AI: the rise of the bots
AI and machine learning must underpin the digital transformation strategies of all organisations including, says Civica's Tim Franklin, the government
At a time when the majority of our communications are online and consumers are increasingly expecting information at their fingertips, investing in automation technologies to support always-on communication is crucial.
From our tailored Spotify music recommendations to our interactions with Alexa, more parts of our daily routine are becoming automated, and we expect the same levels of digital engagement across all aspects of our lives.
As highlighted in our recent report, Better, faster and more innovative public services, 40% of millennials confirmed they use chatbots on a daily basis.
With intelligent bots entering the market, AI presents an immense opportunity for organisations to change the way we work, appeal to a wider audience and boost productivity by up to 30%.
Drawing on over 25 years’ experience across public services, our North Star innovation lab has identified that one area where AI will have a significant impact is in the public sector, which is still in the early stages of its AI maturity curve.
This is where conversational AI, self-service chatbots and messaging apps come in.
From improving access to vital information at a time of crisis to sharing guidance from health services, schools or local authorities, digital citizen engagement via chatbots can help automate many of the repetitive requests and processes that are adding additional pressure to an already stretched public sector workforce.
Choosing your bot
Local and central government leaders share a common goal to improve the speed, quality and efficiency of public services.
Yet with so many automation solutions on the market, it’s important that IT leaders outline the desired outcome, measure projected ROI and are realistic about their constraints, before launching into any implementation.
There’s no one size fits all approach.
Organisations would be wise to spend time researching the different bot solutions available, as well as interviewing stakeholders across the business to determine their needs, budget and the overall level of IT skills and experience.
When overhauling legacy IT systems, organisations should start small and scale up. A basic chatbot solution is a good building block to start accelerating your AI journey and there are three levels of application to choose from:
- FAQ bots are programmed to answer a set list of questions, which means they can reduce the amount of time employees spend responding to repetitive citizen queries
- Task-focussed bots support citizens through a process, for example booking an appointment
- Voice-enabled bots make self-service more accessible to an older demographic who may not know how to use or feel comfortable with online messaging services
Understanding your end-users
Organisations should consider how services will be used by different groups of people.
For example, how accessible do they need to be? What is the demographic split of the future users and will voice be important to them? User research groups can help organisations create ‘personas’ for their future users, testing different technologies on these personas to ensure they’re meeting the needs of a diverse set of users.
Putting the user at the heart of the design phase of an AI implementation and taking a ‘citizen-as-consumer’ approach will ultimately ensure that the technology meets the needs and expectations of citizens.
Bots for all
Regardless of the scale of your operation, efficient and streamlined communications with citizens should be top of the agenda.

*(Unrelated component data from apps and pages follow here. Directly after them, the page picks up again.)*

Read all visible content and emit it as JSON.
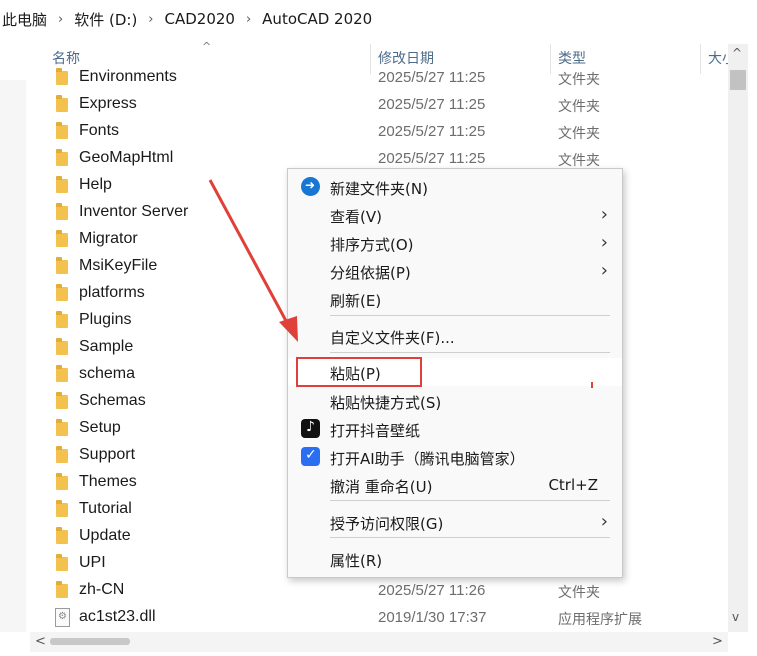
{
  "breadcrumb": [
    "此电脑",
    "软件 (D:)",
    "CAD2020",
    "AutoCAD 2020"
  ],
  "breadcrumb_separator": "›",
  "columns": {
    "name": "名称",
    "date": "修改日期",
    "type": "类型",
    "size": "大小"
  },
  "files": [
    {
      "name": "Environments",
      "date": "2025/5/27 11:25",
      "type": "文件夹",
      "kind": "folder"
    },
    {
      "name": "Express",
      "date": "2025/5/27 11:25",
      "type": "文件夹",
      "kind": "folder"
    },
    {
      "name": "Fonts",
      "date": "2025/5/27 11:25",
      "type": "文件夹",
      "kind": "folder"
    },
    {
      "name": "GeoMapHtml",
      "date": "2025/5/27 11:25",
      "type": "文件夹",
      "kind": "folder"
    },
    {
      "name": "Help",
      "date": "",
      "type": "",
      "kind": "folder"
    },
    {
      "name": "Inventor Server",
      "date": "",
      "type": "",
      "kind": "folder"
    },
    {
      "name": "Migrator",
      "date": "",
      "type": "",
      "kind": "folder"
    },
    {
      "name": "MsiKeyFile",
      "date": "",
      "type": "",
      "kind": "folder"
    },
    {
      "name": "platforms",
      "date": "",
      "type": "",
      "kind": "folder"
    },
    {
      "name": "Plugins",
      "date": "",
      "type": "",
      "kind": "folder"
    },
    {
      "name": "Sample",
      "date": "",
      "type": "",
      "kind": "folder"
    },
    {
      "name": "schema",
      "date": "",
      "type": "",
      "kind": "folder"
    },
    {
      "name": "Schemas",
      "date": "",
      "type": "",
      "kind": "folder"
    },
    {
      "name": "Setup",
      "date": "",
      "type": "",
      "kind": "folder"
    },
    {
      "name": "Support",
      "date": "",
      "type": "",
      "kind": "folder"
    },
    {
      "name": "Themes",
      "date": "",
      "type": "",
      "kind": "folder"
    },
    {
      "name": "Tutorial",
      "date": "",
      "type": "",
      "kind": "folder"
    },
    {
      "name": "Update",
      "date": "",
      "type": "",
      "kind": "folder"
    },
    {
      "name": "UPI",
      "date": "",
      "type": "",
      "kind": "folder"
    },
    {
      "name": "zh-CN",
      "date": "2025/5/27 11:26",
      "type": "文件夹",
      "kind": "folder"
    },
    {
      "name": "ac1st23.dll",
      "date": "2019/1/30 17:37",
      "type": "应用程序扩展",
      "kind": "dll"
    }
  ],
  "context_menu": {
    "items": [
      {
        "label": "新建文件夹(N)",
        "icon": "new-folder-icon",
        "submenu": false,
        "shortcut": ""
      },
      {
        "label": "查看(V)",
        "icon": "",
        "submenu": true,
        "shortcut": ""
      },
      {
        "label": "排序方式(O)",
        "icon": "",
        "submenu": true,
        "shortcut": ""
      },
      {
        "label": "分组依据(P)",
        "icon": "",
        "submenu": true,
        "shortcut": ""
      },
      {
        "label": "刷新(E)",
        "icon": "",
        "submenu": false,
        "shortcut": ""
      },
      {
        "label": "自定义文件夹(F)...",
        "icon": "",
        "submenu": false,
        "shortcut": ""
      },
      {
        "label": "粘贴(P)",
        "icon": "",
        "submenu": false,
        "shortcut": "",
        "highlighted": true
      },
      {
        "label": "粘贴快捷方式(S)",
        "icon": "",
        "submenu": false,
        "shortcut": ""
      },
      {
        "label": "打开抖音壁纸",
        "icon": "tiktok-icon",
        "submenu": false,
        "shortcut": ""
      },
      {
        "label": "打开AI助手（腾讯电脑管家）",
        "icon": "tencent-shield-icon",
        "submenu": false,
        "shortcut": ""
      },
      {
        "label": "撤消 重命名(U)",
        "icon": "",
        "submenu": false,
        "shortcut": "Ctrl+Z"
      },
      {
        "label": "授予访问权限(G)",
        "icon": "",
        "submenu": true,
        "shortcut": ""
      },
      {
        "label": "属性(R)",
        "icon": "",
        "submenu": false,
        "shortcut": ""
      }
    ]
  },
  "annotation": {
    "color": "#e0403a",
    "target": "粘贴(P)"
  },
  "icons": {
    "submenu_arrow": "chevron-right-icon",
    "sort": "sort-ascending-icon",
    "scroll_up": "chevron-up-icon",
    "scroll_down": "chevron-down-icon",
    "scroll_left": "chevron-left-icon",
    "scroll_right": "chevron-right-icon"
  }
}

In today’s on-demand world, we have all come to expect the same service from the government as we do from our bank or favourite online retailer.
Enabling AI-powered services is the first step an organisation can take to close the gap between current citizen expectations and reality, as well as to streamline the distribution of vital information and manage requests when demand spikes.
Google is using AI to design faster and improved processors
Engineers at Google are now using artificial intelligence (AI) to design faster and more efficient processors, and then using its chip designs to develop the next generation of specialised computers that run the same type of AI algorithms.
Google designs its own computer chips rather than buying commercial products, this allows the company to optimise the chips to run its own software, but the process is time-consuming and expensive, usually taking two to three years to develop.
Floorplanning, a stage of chip design, involves taking the finalised circuit diagram of a new chip and arranging the components into an efficient layout for manufacturing. Although the functional design of the chip is complete at this point, the layout can have a huge impact on speed and power consumption.
Previously floorplanning has been a highly manual and time-consuming task, says Anna Goldie at Google. Teams would split larger chips into blocks and work on parts in parallel, fiddling around to find small refinements, she says.
Fast chip design
They have created a convolutional neural network system that performs the macro block placement by itself within hours to achieve an optimal layout; the standard cells are automatically placed in the gaps by other software. This ML system should be able to produce an ideal floorplan far faster than humans at the controls. The neural network gradually improves its placement skills as it gains experience, according to the AI scientists.
In their paper, the Googlers said their neural network is "capable of generalising across chips — meaning that it can learn from experience to become both better and faster at placing new chips — allowing chip designers to be assisted by artificial agents with more experience than any human could ever gain."
Generating a floorplan can take less than a second using a pre-trained neural net, and with up to a few hours of fine-tuning the network, the software can match or beat a human at floorplan design, according to the paper, depending on which metric you use.
"Our method was used to design the next generation of Google’s artificial-intelligence accelerators, and has the potential to save thousands of hours of human effort for each new generation," the Googlers wrote. "Finally, we believe that more powerful AI-designed hardware will fuel advances in AI, creating a symbiotic relationship between the two fields.